The Catholic Home Care Pediatric Asthma Program partners with system and community hospitals, clinics and healthcare practices across Long Island and Queens.  Asthma resource information is made available in local houses of worship.  The program is incorporated into system wide community outreach initiatives providing education and administration of the Asthma Control Test, culminating in appropriate health care practitioner referral for follow up care.
Asthma Resources for Parents and Childr en

Compliance Connection
Corporate Compliance and Ethics Week  

The first National Corporate Compliance and Ethics Week, developed by the Society of Corporate Compliance and Ethics & the Health Care Compliance Association, was held May 22-28, 2005. This year will be the 14th annual Corporate Compliance and Ethics Week celebration, November 4-10, 2018.

Recognizing this week is a good way to raise awareness and call attention to the topic of compliance and the importance of maintaining an ethical culture in your organization.

Visit the Health Care Compliance Association's website for ideas, resources and more information about celebrating Corporate Compliance and Ethics week at your organization.  

For compliance  questions or assistance, contact SCC's Compliance Office at and visit the compliance page on our website for helpful information.
 Milestone Dates
 NYS DOH DSRIP Program Milestone Dates
November 30
IA completes review of PPS DY4 Second Quarter report

Frequently Asked Questions


To access NYS DSRIP FAQ, click  here.
Access previously published Synergy eNewsletters  here
Job woman showing hiring sign. Young smiling Caucasian   Asian businesswoman isolated on white background.
Office of Population Health
Career Opportunities
The SCC is pleased to invite qualified career seekers to apply for open positions. All job descriptions for current opportunities are posted here.

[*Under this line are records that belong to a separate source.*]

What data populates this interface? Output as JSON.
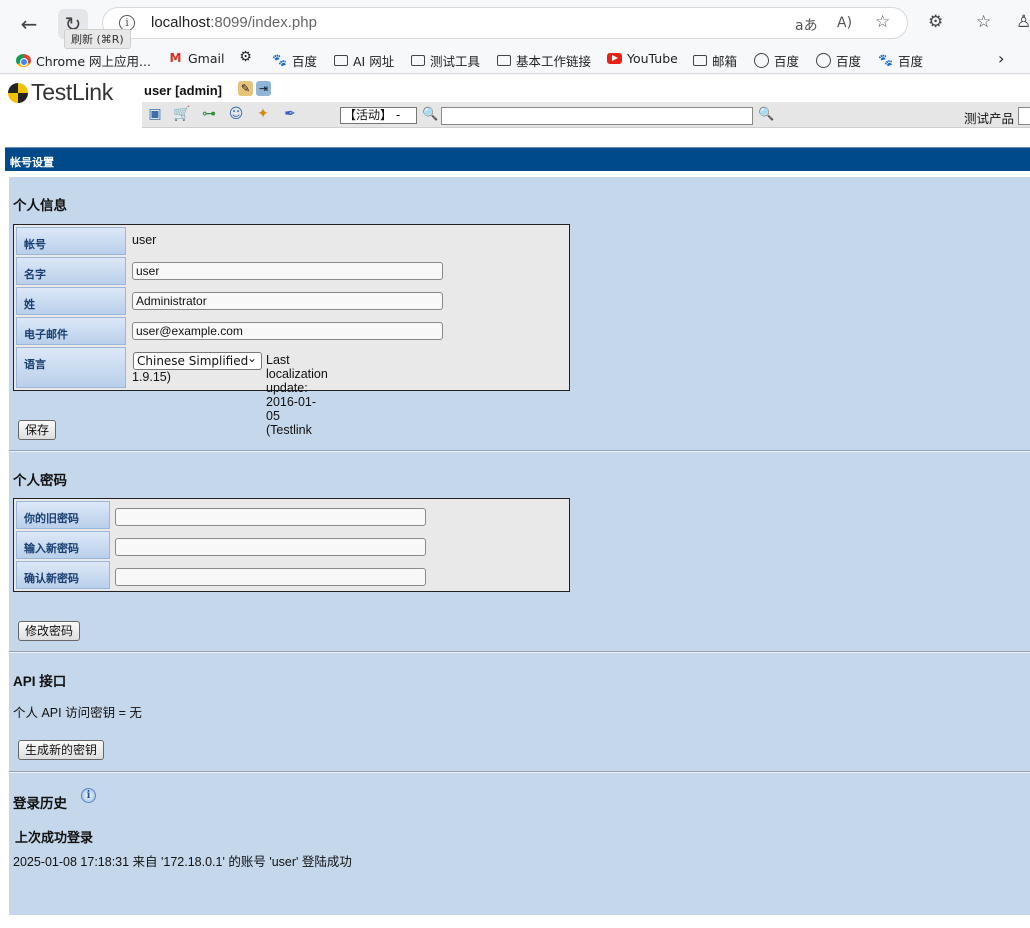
{
  "browser": {
    "tooltip": "刷新 (⌘R)",
    "url_host": "localhost",
    "url_rest": ":8099/index.php",
    "bookmarks": [
      {
        "label": "Chrome 网上应用...",
        "icon": "chrome-icon"
      },
      {
        "label": "Gmail",
        "icon": "gmail-icon"
      },
      {
        "label": "",
        "icon": "gear-icon"
      },
      {
        "label": "百度",
        "icon": "baidu-paw-icon"
      },
      {
        "label": "AI 网址",
        "icon": "folder-icon"
      },
      {
        "label": "测试工具",
        "icon": "folder-icon"
      },
      {
        "label": "基本工作链接",
        "icon": "folder-icon"
      },
      {
        "label": "YouTube",
        "icon": "youtube-icon"
      },
      {
        "label": "邮箱",
        "icon": "folder-icon"
      },
      {
        "label": "百度",
        "icon": "globe-icon"
      },
      {
        "label": "百度",
        "icon": "globe-icon"
      },
      {
        "label": "百度",
        "icon": "baidu-paw-icon"
      }
    ]
  },
  "header": {
    "logo_text": "TestLink",
    "user_line": "user [admin]",
    "status_select": "【活动】 -",
    "product_label": "测试产品"
  },
  "page": {
    "title": "帐号设置",
    "personal": {
      "heading": "个人信息",
      "account_label": "帐号",
      "account_value": "user",
      "first_name_label": "名字",
      "first_name_value": "user",
      "last_name_label": "姓",
      "last_name_value": "Administrator",
      "email_label": "电子邮件",
      "email_value": "user@example.com",
      "language_label": "语言",
      "language_value": "Chinese Simplified",
      "localization_note": "Last localization update: 2016-01-05 (Testlink",
      "localization_note_2": "1.9.15)",
      "save_button": "保存"
    },
    "password": {
      "heading": "个人密码",
      "old_label": "你的旧密码",
      "new_label": "输入新密码",
      "confirm_label": "确认新密码",
      "change_button": "修改密码"
    },
    "api": {
      "heading": "API 接口",
      "key_text": "个人 API 访问密钥 = 无",
      "generate_button": "生成新的密钥"
    },
    "history": {
      "heading": "登录历史",
      "last_login_heading": "上次成功登录",
      "last_login_text": "2025-01-08 17:18:31 来自 '172.18.0.1' 的账号 'user' 登陆成功"
    }
  }
}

Current Job Opportunities:
  1. Community Health Associate
  For more information, please contact the Suffolk Care Collaborative via email